Born Round (Penguin Press, $25.95) is a remarkable memoir about Frank Bruni’s lifelong struggle with two obsessions: fitness and food. For many of us, Bruni, as chief restaurant critic for The New York Times, has helped frame our dining-out and eating-in habits. His descriptions of elaborate Thanksgiving dinner preparations and the various “food periods” that marked his childhood are every bit as mouthwatering as his retelling of a 20-course dinner at the French Laundry. But what makes this book so compelling is Bruni’s ability to take our most wistful “wouldn’t-it-be-great-to-get-paid-to-eat” daydreams and disenchant us. His tips on selecting the perfect ice cream treat, guidelines for taking Mexican diet pills, and accounts of the chronic yo-yo of weight loss-and-regain, draw a vivid and unexpected self-portrait.
On the occasion of the 50th anniversary of his novel, Things Fall Apart, the Nigerian-born Chinua Achebe reflects upon his life in The Education Of A British-Protected Child (Knopf, $24.95), a collection of 16 autobiographical essays. Few authors manifest such diverse influences as does Achebe. An African passionately embracing his Igbo tribal heritage, but also the product of a colonial education who praises the colonizer, he speaks eloquently for the complexities of postcolonial Africa. Nothing more symbolizes the tensions of such a diverse heritage than Achebe’s need to justify writing in the English language. Since 1990 he has been living in exile from his country’s civil war, and the cauldron of emotions stirred up by his inability to be proud of his country permeates these intelligent, ambivalent essays.

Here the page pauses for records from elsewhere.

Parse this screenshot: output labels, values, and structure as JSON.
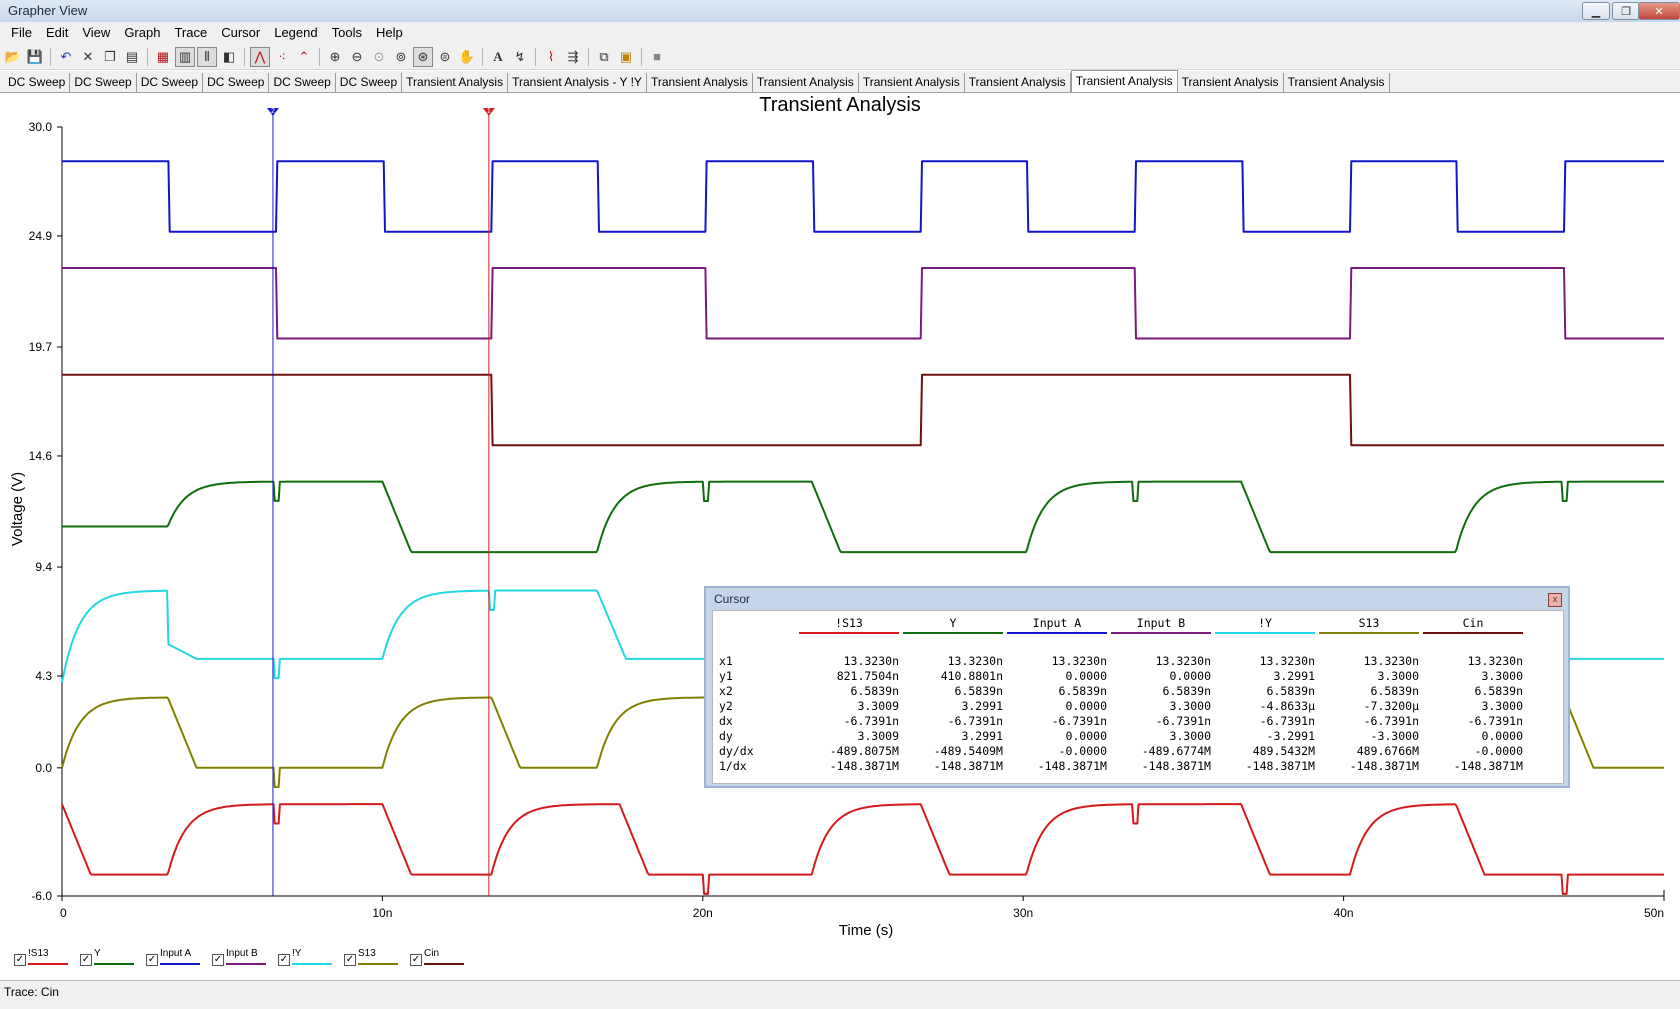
{
  "window": {
    "title": "Grapher View",
    "minimize": "▁",
    "restore": "❐",
    "close": "✕"
  },
  "menu": [
    "File",
    "Edit",
    "View",
    "Graph",
    "Trace",
    "Cursor",
    "Legend",
    "Tools",
    "Help"
  ],
  "toolbar_icons": [
    "open-icon",
    "save-icon",
    "undo-icon",
    "delete-icon",
    "copy-icon",
    "paste-icon",
    "grid-icon",
    "toggle-legend-icon",
    "cursors-icon",
    "reverse-colors-icon",
    "show-trace-icon",
    "show-dots-icon",
    "select-marks-icon",
    "zoom-in-icon",
    "zoom-out-icon",
    "zoom-full-icon",
    "zoom-fit-icon",
    "zoom-region-icon",
    "zoom-area-icon",
    "pan-icon",
    "add-text-icon",
    "measure-icon",
    "fft-icon",
    "export-icon",
    "overlay-icon",
    "copy-graph-icon",
    "stop-icon"
  ],
  "tabs": [
    "DC Sweep",
    "DC Sweep",
    "DC Sweep",
    "DC Sweep",
    "DC Sweep",
    "DC Sweep",
    "Transient Analysis",
    "Transient Analysis - Y  !Y",
    "Transient Analysis",
    "Transient Analysis",
    "Transient Analysis",
    "Transient Analysis",
    "Transient Analysis",
    "Transient Analysis",
    "Transient Analysis"
  ],
  "active_tab": 12,
  "cursor_markers": [
    "2",
    "1"
  ],
  "chart_data": {
    "type": "line",
    "title": "Transient Analysis",
    "xlabel": "Time (s)",
    "ylabel": "Voltage (V)",
    "xlim": [
      0,
      50
    ],
    "ylim": [
      -6.0,
      30.0
    ],
    "x_tick_labels": [
      "0",
      "10n",
      "20n",
      "30n",
      "40n",
      "50n"
    ],
    "x_tick_values": [
      0,
      10,
      20,
      30,
      40,
      50
    ],
    "y_tick_labels": [
      "-6.0",
      "0.0",
      "4.3",
      "9.4",
      "14.6",
      "19.7",
      "24.9",
      "30.0"
    ],
    "y_tick_values": [
      -6.0,
      0.0,
      4.3,
      9.4,
      14.6,
      19.7,
      24.9,
      30.0
    ],
    "cursor_x": [
      6.5839,
      13.323
    ],
    "cursor_colors": [
      "#1a1ad6",
      "#d22020"
    ],
    "series": [
      {
        "name": "Input A",
        "color": "#1414c8",
        "kind": "square",
        "low": 25.1,
        "high": 28.4,
        "period": 6.7,
        "start": 0,
        "first": "high"
      },
      {
        "name": "Input B",
        "color": "#7a1a7a",
        "kind": "square",
        "low": 20.1,
        "high": 23.4,
        "period": 13.4,
        "start": 0,
        "first": "high"
      },
      {
        "name": "Cin",
        "color": "#6e1010",
        "kind": "square",
        "low": 15.1,
        "high": 18.4,
        "period": 26.8,
        "start": 0,
        "first": "high"
      },
      {
        "name": "Y",
        "color": "#0e6e0e",
        "kind": "slew",
        "low": 10.1,
        "high": 13.4,
        "rise_times": [
          3.3,
          16.7,
          30.1,
          43.5
        ],
        "fall_times": [
          10.0,
          23.4,
          36.8
        ],
        "start": 11.3,
        "spikes": [
          6.7,
          20.1,
          33.5,
          46.9
        ]
      },
      {
        "name": "!Y",
        "color": "#22d8e0",
        "kind": "slew",
        "low": 5.1,
        "high": 8.3,
        "rise_times": [
          10.0,
          13.5,
          36.8
        ],
        "fall_times": [
          3.3,
          16.7,
          30.1,
          43.5
        ],
        "start": 5.8,
        "start_rise": 0.3,
        "spikes": [
          6.7,
          13.4
        ]
      },
      {
        "name": "S13",
        "color": "#808000",
        "kind": "slew",
        "low": 0.0,
        "high": 3.3,
        "rise_times": [
          0.0,
          10.0,
          16.7,
          26.8,
          33.5,
          43.5
        ],
        "fall_times": [
          3.3,
          13.4,
          20.1,
          30.1,
          36.8,
          46.9
        ],
        "start": 0.0,
        "spikes": [
          6.7
        ]
      },
      {
        "name": "!S13",
        "color": "#d41a1a",
        "kind": "slew",
        "low": -5.0,
        "high": -1.7,
        "rise_times": [
          3.3,
          13.4,
          23.4,
          30.1,
          40.2
        ],
        "fall_times": [
          0.0,
          10.0,
          17.4,
          26.8,
          36.8,
          43.5
        ],
        "start": -1.7,
        "spikes": [
          6.7,
          20.1,
          33.5,
          46.9
        ]
      }
    ],
    "legend_order": [
      "!S13",
      "Y",
      "Input A",
      "Input B",
      "!Y",
      "S13",
      "Cin"
    ],
    "legend_placement": "bottom-left"
  },
  "cursor_window": {
    "title": "Cursor",
    "close": "x",
    "columns": [
      {
        "name": "!S13",
        "color": "#d41a1a"
      },
      {
        "name": "Y",
        "color": "#0e6e0e"
      },
      {
        "name": "Input A",
        "color": "#1414c8"
      },
      {
        "name": "Input B",
        "color": "#7a1a7a"
      },
      {
        "name": "!Y",
        "color": "#22d8e0"
      },
      {
        "name": "S13",
        "color": "#808000"
      },
      {
        "name": "Cin",
        "color": "#6e1010"
      }
    ],
    "rows": [
      {
        "label": "x1",
        "values": [
          "13.3230n",
          "13.3230n",
          "13.3230n",
          "13.3230n",
          "13.3230n",
          "13.3230n",
          "13.3230n"
        ]
      },
      {
        "label": "y1",
        "values": [
          "821.7504n",
          "410.8801n",
          "0.0000",
          "0.0000",
          "3.2991",
          "3.3000",
          "3.3000"
        ]
      },
      {
        "label": "x2",
        "values": [
          "6.5839n",
          "6.5839n",
          "6.5839n",
          "6.5839n",
          "6.5839n",
          "6.5839n",
          "6.5839n"
        ]
      },
      {
        "label": "y2",
        "values": [
          "3.3009",
          "3.2991",
          "0.0000",
          "3.3000",
          "-4.8633µ",
          "-7.3200µ",
          "3.3000"
        ]
      },
      {
        "label": "dx",
        "values": [
          "-6.7391n",
          "-6.7391n",
          "-6.7391n",
          "-6.7391n",
          "-6.7391n",
          "-6.7391n",
          "-6.7391n"
        ]
      },
      {
        "label": "dy",
        "values": [
          "3.3009",
          "3.2991",
          "0.0000",
          "3.3000",
          "-3.2991",
          "-3.3000",
          "0.0000"
        ]
      },
      {
        "label": "dy/dx",
        "values": [
          "-489.8075M",
          "-489.5409M",
          "-0.0000",
          "-489.6774M",
          "489.5432M",
          "489.6766M",
          "-0.0000"
        ]
      },
      {
        "label": "1/dx",
        "values": [
          "-148.3871M",
          "-148.3871M",
          "-148.3871M",
          "-148.3871M",
          "-148.3871M",
          "-148.3871M",
          "-148.3871M"
        ]
      }
    ]
  },
  "status": {
    "text": "Trace: Cin"
  }
}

His wife and their children evacuated New Orleans as Hurricane Katrina swept the Gulf Coast, but Abdulrahman Zeitoun, a Syrian-born contractor, stayed behind to look after his house and those he was working on. When the storm had passed and floods inundated his city, Zeitoun believed he was meant to help as many people as he could. Eventually, though, he was arrested on an unspecified charge and taken to a makeshift jail where his pleas for understanding and justice were met with indifference and mistrust. Dave Eggers’s Zeitoun (McSweeney’s, $24) is a gripping piece of narrative non-fiction, recounting just one personal story in a disaster that affected millions of people. Zeitoun’s story of altruism countered by prejudice and violence, though, is one all too representative of our recent history.